Acne that is traditionally treated with active ingredients such as salicylic acid may now be treatable over-the-counter (OTC) with the help of retinoids for the first time. The U.S. Food and Drug Administration (FDA) has finally approved Differin Gel 0.1% (adapalene) as an over-the-counter solution to acne for people 12 and older.
Differin 0.1% Prescription Gel
How Do Retinoids Fight Acne?
Retinoids are compounds that are chemically related to vitamin A. They help regulate the growth of epithelial cells, which are the cells that line organs and glands within the body and comprise our largest organ, skin. Mature and maturing skin that is bombarded by sebum, keratin, inflammatory lipids, and bacteria may not be getting enough retinoids to fight back against acne vulgaris.
Retinoids like Differin prepare the skin to fight against acne. They make an effective first-line defense against the many factors that cause visible acne. Other common retinoids include: Retin-A and Tretinoin. Products like Differin help soften the outer layer of skin and allow keratin to shed rather than clog pores in acne-prone areas.
Once the retinoids have eliminated some of the major acne-causing factors, physicians advise combining them with a gentle antibacterial wash. Acne-causing bacteria that remains even in retinoid-treated skin may continue to cause acne flare-ups, so medicine use in combination is advised. Once most of the microbes are gone, often after the first few months, it is most effective to discontinue antimicrobial treatment.
Why Is Differin Now Over-the-Counter?
Previously, Differin was used at a higher concentration for better absorption, and as a prescription medication, it could be monitored closely by physicians. Without expansive testing, medical professionals were unable to attest to the safety of everyday use of Differin as an OTC medication.

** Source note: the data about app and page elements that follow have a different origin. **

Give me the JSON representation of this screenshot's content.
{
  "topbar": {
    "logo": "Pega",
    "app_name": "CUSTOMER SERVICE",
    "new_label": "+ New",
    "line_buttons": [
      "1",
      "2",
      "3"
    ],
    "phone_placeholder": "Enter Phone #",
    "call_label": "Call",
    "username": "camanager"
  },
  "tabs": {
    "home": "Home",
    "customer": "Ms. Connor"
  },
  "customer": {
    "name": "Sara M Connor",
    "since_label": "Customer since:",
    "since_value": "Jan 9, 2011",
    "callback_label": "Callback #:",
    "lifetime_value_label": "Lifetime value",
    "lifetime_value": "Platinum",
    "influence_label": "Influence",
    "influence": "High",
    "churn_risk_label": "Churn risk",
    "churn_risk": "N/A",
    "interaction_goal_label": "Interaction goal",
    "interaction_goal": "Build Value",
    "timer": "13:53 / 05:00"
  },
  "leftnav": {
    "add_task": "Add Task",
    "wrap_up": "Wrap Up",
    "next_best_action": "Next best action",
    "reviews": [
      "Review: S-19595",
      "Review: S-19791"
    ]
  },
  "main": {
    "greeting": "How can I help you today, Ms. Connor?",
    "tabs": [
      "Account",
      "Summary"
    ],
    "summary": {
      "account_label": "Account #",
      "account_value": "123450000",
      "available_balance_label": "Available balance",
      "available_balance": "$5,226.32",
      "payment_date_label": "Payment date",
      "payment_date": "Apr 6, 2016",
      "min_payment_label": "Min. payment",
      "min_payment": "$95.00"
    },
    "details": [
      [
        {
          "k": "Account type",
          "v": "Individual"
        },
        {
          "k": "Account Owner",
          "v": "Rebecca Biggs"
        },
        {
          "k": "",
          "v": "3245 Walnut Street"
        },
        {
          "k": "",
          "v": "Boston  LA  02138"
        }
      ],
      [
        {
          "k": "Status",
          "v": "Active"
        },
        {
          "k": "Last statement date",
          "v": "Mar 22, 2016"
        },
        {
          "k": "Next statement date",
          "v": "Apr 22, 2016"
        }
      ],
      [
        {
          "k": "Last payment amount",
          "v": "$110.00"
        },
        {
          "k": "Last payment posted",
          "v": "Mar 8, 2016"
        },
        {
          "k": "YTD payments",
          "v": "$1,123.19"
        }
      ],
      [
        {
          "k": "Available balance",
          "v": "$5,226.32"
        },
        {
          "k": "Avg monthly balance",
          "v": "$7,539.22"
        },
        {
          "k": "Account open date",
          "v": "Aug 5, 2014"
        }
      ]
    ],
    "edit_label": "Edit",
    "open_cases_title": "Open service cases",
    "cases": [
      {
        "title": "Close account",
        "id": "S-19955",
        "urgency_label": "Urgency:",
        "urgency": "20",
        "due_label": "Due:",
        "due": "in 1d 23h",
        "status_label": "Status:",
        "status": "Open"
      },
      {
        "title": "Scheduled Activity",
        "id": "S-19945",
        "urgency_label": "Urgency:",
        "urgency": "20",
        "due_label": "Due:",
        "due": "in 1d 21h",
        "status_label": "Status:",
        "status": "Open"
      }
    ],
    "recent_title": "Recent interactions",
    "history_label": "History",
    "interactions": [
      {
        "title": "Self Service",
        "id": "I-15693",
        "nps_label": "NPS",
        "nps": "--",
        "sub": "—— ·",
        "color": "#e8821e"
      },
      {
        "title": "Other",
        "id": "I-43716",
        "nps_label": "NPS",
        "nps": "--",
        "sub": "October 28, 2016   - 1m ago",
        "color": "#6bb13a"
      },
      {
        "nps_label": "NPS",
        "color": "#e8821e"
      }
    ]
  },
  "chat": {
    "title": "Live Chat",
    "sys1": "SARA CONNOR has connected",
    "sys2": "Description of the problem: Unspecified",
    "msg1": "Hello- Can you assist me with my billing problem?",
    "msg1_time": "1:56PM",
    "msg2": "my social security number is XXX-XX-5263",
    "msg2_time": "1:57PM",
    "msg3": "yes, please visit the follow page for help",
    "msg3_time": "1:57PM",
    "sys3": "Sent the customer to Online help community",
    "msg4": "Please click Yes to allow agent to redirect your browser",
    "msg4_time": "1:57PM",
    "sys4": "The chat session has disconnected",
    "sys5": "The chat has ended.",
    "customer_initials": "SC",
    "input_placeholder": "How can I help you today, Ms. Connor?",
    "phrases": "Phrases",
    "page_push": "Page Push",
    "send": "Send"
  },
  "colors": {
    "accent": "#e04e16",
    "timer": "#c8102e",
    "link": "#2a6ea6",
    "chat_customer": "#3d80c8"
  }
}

Low absorption is usually a prerequisite of allowing OTC consumption of medications, as it greatly reduces the risk of side effects and overdose. It has also been recorded that use of Differin causes an exacerbation rather than remission of acne in the first few weeks of treatment. The effect lasts only until Differin has taken full effect, after which acne pustules quickly fade.
Use of Differin also increases the risks associated with overexposure to ultraviolet (UV) rays from the sun. An increased risk of sunburn and consequent permanent skin damage kept Differin under tight control until recently.
However, Differin received FDA approval after 5 clinical trials determined that absorption was low enough to allow Differin to be sold at 0.3% strength. The approval means that there is a new ingredient available for widespread OTC treatment of acne, which has not happened since the 1980s.
What Does This Mean For Acne Treatment in the Future?
With greater access to effective combinations of over-the-counter acne medications, public use and testimonial may help garner interest and research money for further research into viable acne treatments. Researchers will also have an easier time getting approval and funds to improve the ways in which acne is treated now, which could lead to even broader OTC access to prescription acne treatments.